So far, I have not even touched upon the huge reservoir of colonial tropes and narratives that Layton and Orwin are drawing upon. Basically, it goes something like, the natives are incapable of ruling themselves, and so we must help them overcome their incapacities through the transmission of knowledge and expertise. That is the white man’s burden. But like colonialism before it, the interventions that the West makes in Africa, West Asia, and other parts of the world, are predicated upon a fairly simple logic of geopolitical dominance and exploitation for economic reasons. In fact, teasing out those geopolitical and economic connections, that go far beyond Israel and oil, would require a piece on its own.

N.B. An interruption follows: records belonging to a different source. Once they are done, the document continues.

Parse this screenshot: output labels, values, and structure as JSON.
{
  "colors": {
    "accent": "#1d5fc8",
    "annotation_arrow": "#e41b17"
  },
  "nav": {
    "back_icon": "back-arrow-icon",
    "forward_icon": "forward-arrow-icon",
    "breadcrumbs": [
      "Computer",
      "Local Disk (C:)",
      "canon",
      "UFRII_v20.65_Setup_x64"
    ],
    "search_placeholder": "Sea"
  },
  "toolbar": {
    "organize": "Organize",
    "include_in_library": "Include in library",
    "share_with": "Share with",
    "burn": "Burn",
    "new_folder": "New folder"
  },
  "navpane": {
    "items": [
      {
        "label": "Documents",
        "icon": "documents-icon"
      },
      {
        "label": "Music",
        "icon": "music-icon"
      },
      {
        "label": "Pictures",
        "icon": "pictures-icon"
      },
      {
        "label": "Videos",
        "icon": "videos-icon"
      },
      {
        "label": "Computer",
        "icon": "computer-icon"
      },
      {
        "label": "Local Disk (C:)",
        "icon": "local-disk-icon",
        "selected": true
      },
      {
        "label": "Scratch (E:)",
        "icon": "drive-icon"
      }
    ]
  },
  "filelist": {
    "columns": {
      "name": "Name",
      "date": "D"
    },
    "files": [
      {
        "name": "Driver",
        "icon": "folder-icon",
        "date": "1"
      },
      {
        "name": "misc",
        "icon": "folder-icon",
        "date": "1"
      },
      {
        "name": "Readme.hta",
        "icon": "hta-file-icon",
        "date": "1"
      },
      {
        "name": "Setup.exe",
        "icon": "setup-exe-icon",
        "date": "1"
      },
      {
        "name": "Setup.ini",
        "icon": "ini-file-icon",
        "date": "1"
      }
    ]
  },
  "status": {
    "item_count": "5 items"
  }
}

To remove the Western governments and their pernicious influence from these regions would do far better for their political and economic development than their sustained destabilization that has cost untold millions their lives, livelihoods and living. Any rational observer would conclude that it is unlikely that, all of a sudden, Western governments will see the light and will start supporting freedom and democracy after decades of supporting repressive authoritarian regimes. What the world could use, contra Orwin, is far less “intensive international nurturing”:
Ghoga said the newly formed council was not contacting foreign governments and did not want them to intervene.
His comments came after US Secretary of State Hillary Clinton said Washington was “reaching out” to opposition groups in the east.and was prepared to offer “any kind of assistance” to Libyans seeking to overthrow the regime.